The Zuercher Geschnetzeltes- one of my favorite Swiss dishes to order (not only because it’s so good, but also because I like to brag how I can pronounce it with ease)- was, sadly, our least favorite dish. The flavor of butter was overwhelming, which is never a good thing, in any style of cooking. What a waste of good spaetzle (pasta dumplings).
The Berner Roesti, another favorite, is one of those dishes I can easily have for brunch as well. Roesti- crisp on the outside, moist and soft in the inside- is a popular Swiss potato dish, similar to hash browns. You can pretty much toss in whatever you want to make it more exciting. In this case, the Berger is a roesti potato topped with cheese, bacon and egg. I devoured my order of this the first time we ate here, but the second time I found it to be a tad lackluster. More my fault than the kitchen, though- since we ordered so much food, the cheese hardened as the dish got colder. Note to self: Give the Berner Roesti the attention it deserves- no double-booking.

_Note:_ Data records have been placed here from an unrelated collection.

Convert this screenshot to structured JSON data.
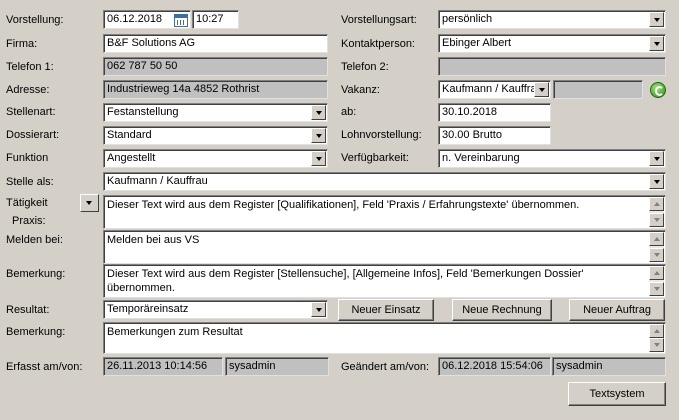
{
  "labels": {
    "vorstellung": "Vorstellung:",
    "firma": "Firma:",
    "telefon1": "Telefon 1:",
    "adresse": "Adresse:",
    "stellenart": "Stellenart:",
    "dossierart": "Dossierart:",
    "funktion": "Funktion",
    "stelle_als": "Stelle als:",
    "taetigkeit": "Tätigkeit",
    "praxis": "Praxis:",
    "melden_bei": "Melden bei:",
    "bemerkung": "Bemerkung:",
    "resultat": "Resultat:",
    "bemerkung2": "Bemerkung:",
    "erfasst": "Erfasst am/von:",
    "vorstellungsart": "Vorstellungsart:",
    "kontaktperson": "Kontaktperson:",
    "telefon2": "Telefon 2:",
    "vakanz": "Vakanz:",
    "ab": "ab:",
    "lohnvorstellung": "Lohnvorstellung:",
    "verfuegbarkeit": "Verfügbarkeit:",
    "geaendert": "Geändert am/von:"
  },
  "fields": {
    "vorstellung_date": "06.12.2018",
    "vorstellung_time": "10:27",
    "firma": "B&F Solutions AG",
    "telefon1": "062 787 50 50",
    "adresse": "Industrieweg 14a 4852 Rothrist",
    "stellenart": "Festanstellung",
    "dossierart": "Standard",
    "funktion": "Angestellt",
    "stelle_als": "Kaufmann / Kauffrau",
    "taetigkeit_text": "Dieser Text wird aus dem Register [Qualifikationen], Feld 'Praxis / Erfahrungstexte' übernommen.",
    "melden_bei_text": "Melden bei aus VS",
    "bemerkung_text": "Dieser Text wird aus dem Register [Stellensuche], [Allgemeine Infos], Feld 'Bemerkungen Dossier' übernommen.",
    "resultat": "Temporäreinsatz",
    "bemerkung_resultat": "Bemerkungen zum Resultat",
    "erfasst_am": "26.11.2013 10:14:56",
    "erfasst_von": "sysadmin",
    "vorstellungsart": "persönlich",
    "kontaktperson": "Ebinger Albert",
    "telefon2": "",
    "vakanz": "Kaufmann / Kauffra",
    "ab": "30.10.2018",
    "lohnvorstellung": "30.00 Brutto",
    "verfuegbarkeit": "n. Vereinbarung",
    "geaendert_am": "06.12.2018 15:54:06",
    "geaendert_von": "sysadmin"
  },
  "buttons": {
    "neuer_einsatz": "Neuer Einsatz",
    "neue_rechnung": "Neue Rechnung",
    "neuer_auftrag": "Neuer Auftrag",
    "textsystem": "Textsystem"
  }
}
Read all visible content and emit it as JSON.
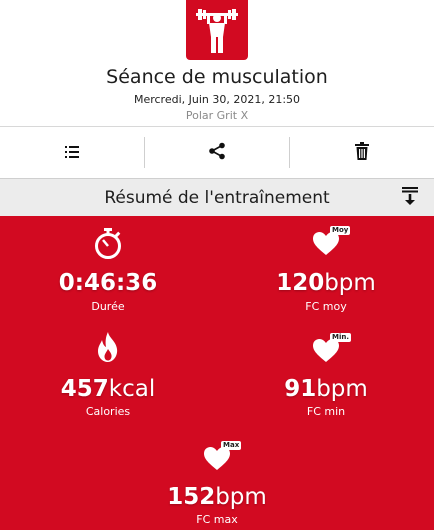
{
  "session": {
    "title": "Séance de musculation",
    "date": "Mercredi, Juin 30, 2021, 21:50",
    "device": "Polar Grit X"
  },
  "toolbar": {
    "items": [
      {
        "name": "list",
        "icon": "list-icon"
      },
      {
        "name": "share",
        "icon": "share-icon"
      },
      {
        "name": "delete",
        "icon": "trash-icon"
      }
    ]
  },
  "summary": {
    "title": "Résumé de l'entraînement",
    "stats": {
      "duration": {
        "value": "0:46:36",
        "unit": "",
        "label": "Durée",
        "icon": "stopwatch-icon"
      },
      "hr_avg": {
        "value": "120",
        "unit": "bpm",
        "label": "FC moy",
        "badge": "Moy",
        "icon": "heart-icon"
      },
      "calories": {
        "value": "457",
        "unit": "kcal",
        "label": "Calories",
        "icon": "flame-icon"
      },
      "hr_min": {
        "value": "91",
        "unit": "bpm",
        "label": "FC min",
        "badge": "Min.",
        "icon": "heart-icon"
      },
      "hr_max": {
        "value": "152",
        "unit": "bpm",
        "label": "FC max",
        "badge": "Max",
        "icon": "heart-icon"
      }
    }
  },
  "colors": {
    "accent": "#d20a21",
    "bar": "#ececec"
  }
}
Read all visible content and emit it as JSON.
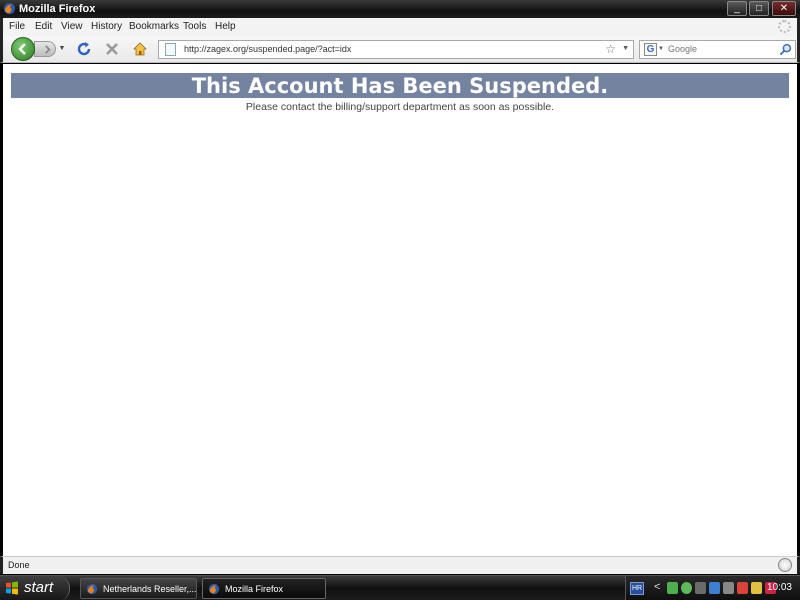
{
  "window": {
    "title": "Mozilla Firefox"
  },
  "menu": [
    "File",
    "Edit",
    "View",
    "History",
    "Bookmarks",
    "Tools",
    "Help"
  ],
  "navigation": {
    "url": "http://zagex.org/suspended.page/?act=idx",
    "search_placeholder": "Google"
  },
  "page": {
    "heading": "This Account Has Been Suspended.",
    "message": "Please contact the billing/support department as soon as possible."
  },
  "status": {
    "text": "Done"
  },
  "taskbar": {
    "start_label": "start",
    "tasks": [
      "Netherlands Reseller,...",
      "Mozilla Firefox"
    ],
    "language": "HR",
    "clock": "10:03"
  },
  "colors": {
    "banner": "#7383a0",
    "back_button": "#3f8f32"
  },
  "icons": [
    "firefox-icon",
    "back-arrow-icon",
    "forward-arrow-icon",
    "reload-icon",
    "stop-icon",
    "home-icon",
    "page-icon",
    "bookmark-star-icon",
    "google-icon",
    "search-magnifier-icon",
    "windows-flag-icon"
  ]
}
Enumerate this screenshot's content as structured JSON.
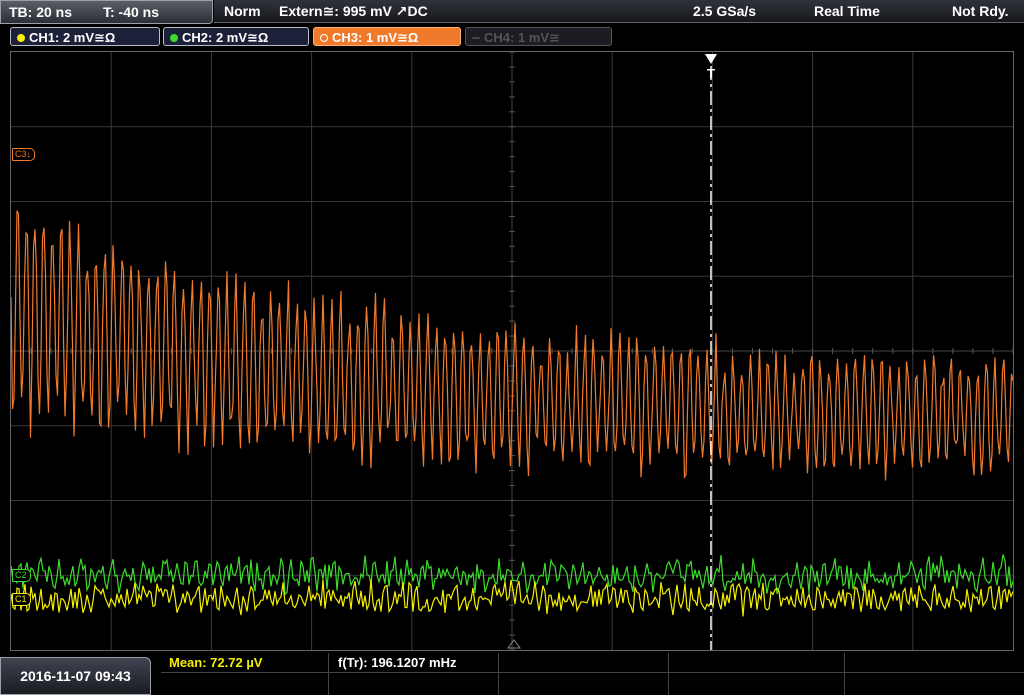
{
  "status": {
    "timebase": "TB: 20 ns",
    "trigger_time": "T: -40 ns",
    "mode": "Norm",
    "trigger_source": "Extern≅: 995 mV ↗DC",
    "sample_rate": "2.5 GSa/s",
    "acquisition": "Real Time",
    "state": "Not Rdy."
  },
  "channels": [
    {
      "label": "CH1: 2 mV≅Ω",
      "color": "#f5f000",
      "active": true
    },
    {
      "label": "CH2: 2 mV≅Ω",
      "color": "#3ddc2c",
      "active": true
    },
    {
      "label": "CH3: 1 mV≅Ω",
      "color": "#f07a2c",
      "active": true,
      "selected": true
    },
    {
      "label": "CH4: 1 mV≅",
      "color": "#555555",
      "active": false
    }
  ],
  "markers": {
    "ch3": "C3",
    "ch2": "C2",
    "ch1": "C1",
    "trigger": "T"
  },
  "bottom": {
    "datetime": "2016-11-07 09:43",
    "mean": "Mean: 72.72 µV",
    "frequency": "f(Tr): 196.1207 mHz"
  },
  "colors": {
    "ch1": "#f5f000",
    "ch2": "#3ddc2c",
    "ch3": "#f07a2c",
    "grid": "#3a3a3a"
  }
}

Another repeat performance came from the Beef Stroganoff (served with a side of buttered pasta). Mark V. and I are particularly fond of this dish- the beef strips are sliced generously and cooked a perfect medium, covered in a robust, demi-glace-based sauce. It’s hearty and comforting, a dish you would love to curl up with on a cold or rainy day.
I love brunch-ing at this restaurant with friends, not only because of the food, but because of the easy vibe, something that is also synonymous with the area. And with the Skyway, it is no longer the “road trip” it used to be. After the three-hour meal, we did some shopping at South Supermarket, where I even found a stall selling Alamid coffee (that expensive stuff which is actually poo from some forest creature) and had my first taste. It was a good day with friends, one of those things that I live for.
Appenzeller Bar & Restaurant
Directions, from Makati- Go south on the Skyway and exit at South Station (Alabang-Zapote Rd.). Just go straight until you hit the Acacia Avenue intersection. Right after you pass that, you will see a row of low buildings on your right. Make a right on the next break on the road and go back. Appenzeller is on that row, next to Tile Depot.